There is no situation in medicine where seconds matter more than they do in a cardiac arrest. Every second that CPR and defibrillation are delayed is time that the brain, kidneys, and other vital organs are not being perfused. As our post-arrest interventions – hypothermia, balloon pumps, and so on – get ever more complex, its widely acknowledged that the most potential for improving outcomes is finding ways to initiate BLS faster.

Increasing the number of citizens trained in BLS and installing AED’s in public areas across the country are two ways in which public health officials have to tried to accomplish this goal. Despite these efforts, the life of the patient experiencing the arrest still depends on the hope that a BLS trained bystander sees the arrest and is willing to act. A group in Stockholm is trying to increase the likelihood of that happening by using smartphones to alert volunteers of a nearby arrest, leveraging a large group of good samaritans in the hopes getting help to cardiac arrest victims faster.
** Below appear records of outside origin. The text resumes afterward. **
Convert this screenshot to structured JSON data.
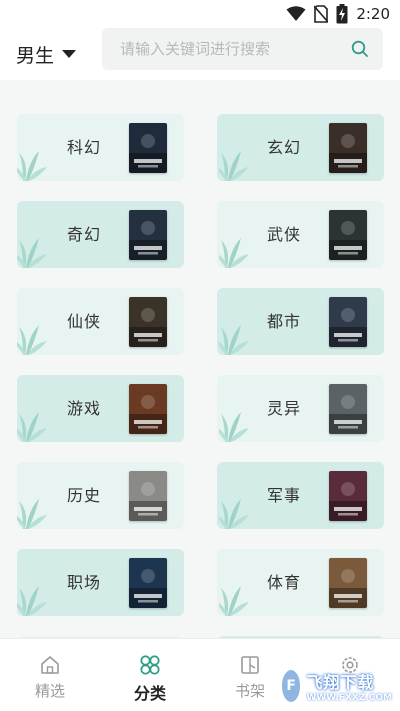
{
  "status_bar": {
    "time": "2:20"
  },
  "header": {
    "gender_label": "男生",
    "search_placeholder": "请输入关键词进行搜索"
  },
  "categories": [
    {
      "label": "科幻",
      "cover_color": "#1f2a3a"
    },
    {
      "label": "玄幻",
      "cover_color": "#3a2e28"
    },
    {
      "label": "奇幻",
      "cover_color": "#24303f"
    },
    {
      "label": "武侠",
      "cover_color": "#2c3433"
    },
    {
      "label": "仙侠",
      "cover_color": "#3b3328"
    },
    {
      "label": "都市",
      "cover_color": "#2f3a4a"
    },
    {
      "label": "游戏",
      "cover_color": "#6a3a22"
    },
    {
      "label": "灵异",
      "cover_color": "#5a6266"
    },
    {
      "label": "历史",
      "cover_color": "#8a8a86"
    },
    {
      "label": "军事",
      "cover_color": "#5a2b3b"
    },
    {
      "label": "职场",
      "cover_color": "#1e3550"
    },
    {
      "label": "体育",
      "cover_color": "#7a5a3a"
    }
  ],
  "tabbar": {
    "tabs": [
      {
        "label": "精选",
        "icon": "home-icon",
        "active": false
      },
      {
        "label": "分类",
        "icon": "clover-icon",
        "active": true
      },
      {
        "label": "书架",
        "icon": "bookshelf-icon",
        "active": false
      },
      {
        "label": "",
        "icon": "settings-icon",
        "active": false
      }
    ]
  },
  "watermark": {
    "main": "飞翔下载",
    "sub": "WWW.FXXZ.COM"
  },
  "colors": {
    "accent": "#2f9e88",
    "card_light": "#e8f4f2",
    "card_dark": "#d3ece7",
    "leaf": "#9fd3c7"
  }
}
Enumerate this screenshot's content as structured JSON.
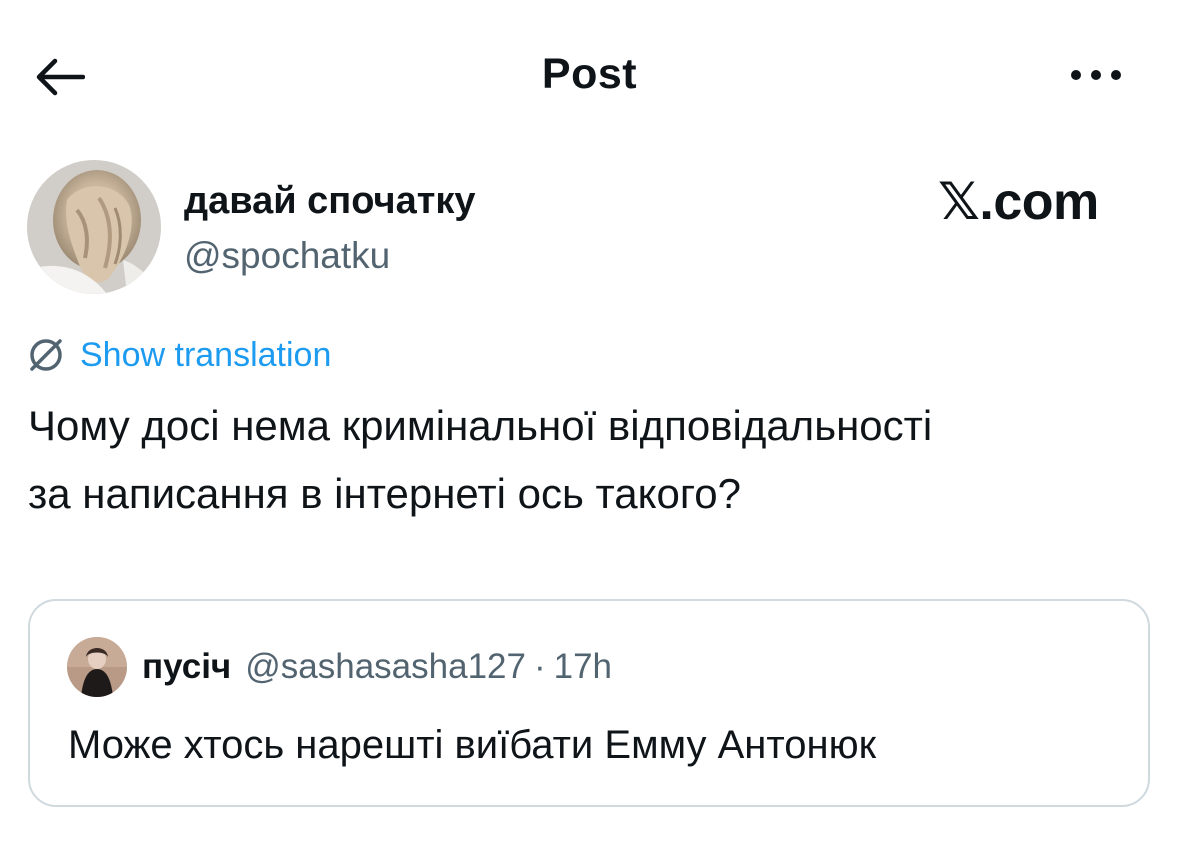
{
  "header": {
    "title": "Post",
    "back_icon": "arrow-left-icon",
    "more_icon": "more-horizontal-icon"
  },
  "author": {
    "display_name": "давай спочатку",
    "handle": "@spochatku"
  },
  "watermark": {
    "text": "𝕏.com"
  },
  "translation": {
    "label": "Show translation",
    "icon": "translate-globe-icon"
  },
  "tweet": {
    "lines": [
      "Чому досі нема кримінальної відповідальності",
      "за написання в інтернеті ось такого?"
    ]
  },
  "quote": {
    "display_name": "пусіч",
    "handle": "@sashasasha127",
    "separator": "·",
    "time": "17h",
    "text": "Може хтось нарешті виїбати Емму Антонюк"
  },
  "colors": {
    "text_primary": "#0f1419",
    "text_secondary": "#536471",
    "link": "#1d9bf0",
    "border": "#cfd9de"
  }
}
The study utilized a custom mobile phone based system integrated with the local emergency response system. When a suspected cardiac arrest call was received, operators would simultaneously activate EMS and the “Mobile Lifesaver Sytem” (MLS). Volunteers within the MLS carried mobile phones whose locations were tracked. When the Mobile Responder (MR) was within 500 meters of the arrest, a text message and automated call alerted this BLS-trained individual.
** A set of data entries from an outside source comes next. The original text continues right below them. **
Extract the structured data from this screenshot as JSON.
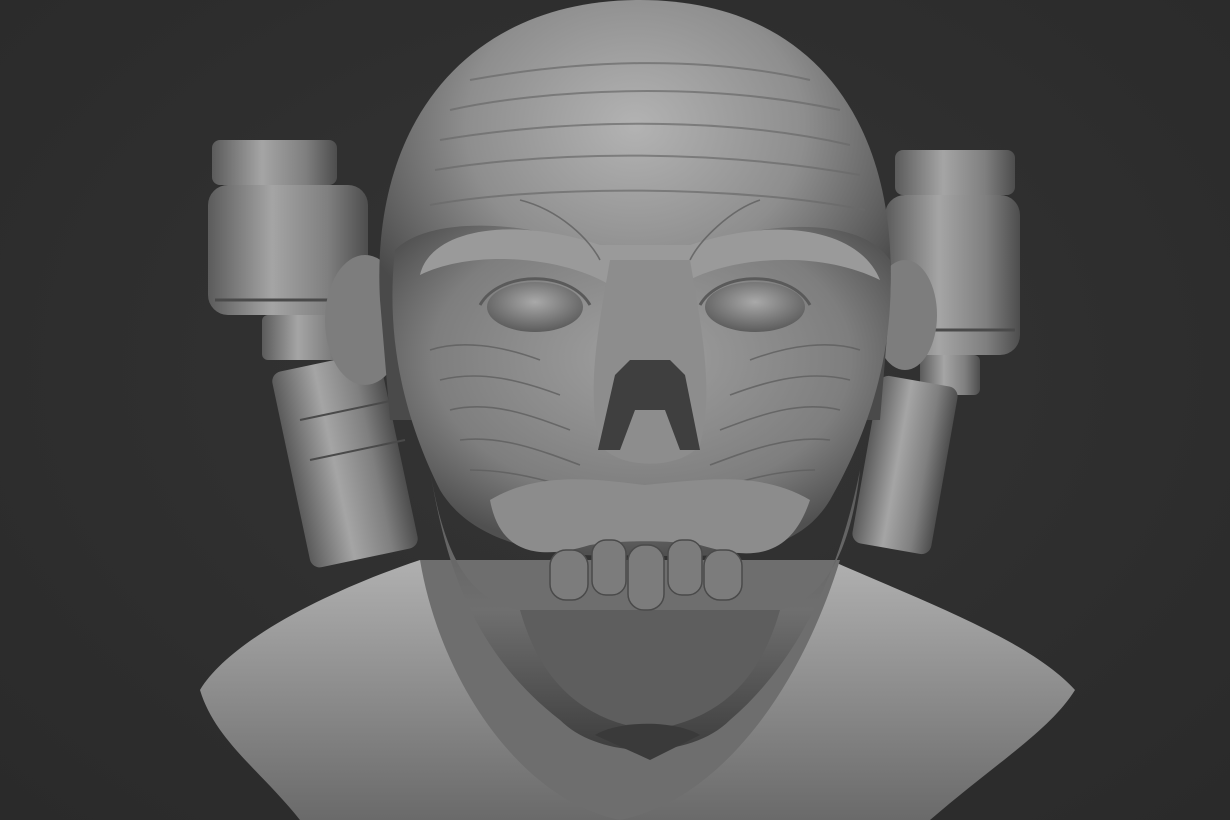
{
  "scene": {
    "background_color": "#2f2f2f",
    "material_color": "#8a8a8a",
    "subject": "sculpted-creature-bust"
  }
}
The results were pretty dramatic. A total of 92 activations occurred and in 45% of those, the MR beat EMS to the scene. In the true cardiac arrests (40%), the MR beat EMS to the scene 56% of the time. Among these, the MR initiated CPR 30% of the time, which amounted to 17% of all true cardiac arrests.

Unfortunately, the researchers did not track how much time was actually saved in the cases that an MR initiated CPR before EMS arrival, though I suspect even thirty seconds could warrant the investment in these kinds of systems. Another important question is why, when an MR beat EMS to the scene of a true cardiac arrest, only 30% initiated CPR.

The fact that the study was conducted in a highly populated city suggests these results, if further validated, could be replicated in many other urban environments and get help to cardiac arrest victims faster. It may also offer hope for in-home arrests, where previous data has shown that interventions like home AED’s don’t work. And while this pilot system relies on a custom system, its design is quite scalable as it lends itself very well to a downloadable app that could work on any iPhone, iPad, Android, or other mobile device.

For the actual study, click here.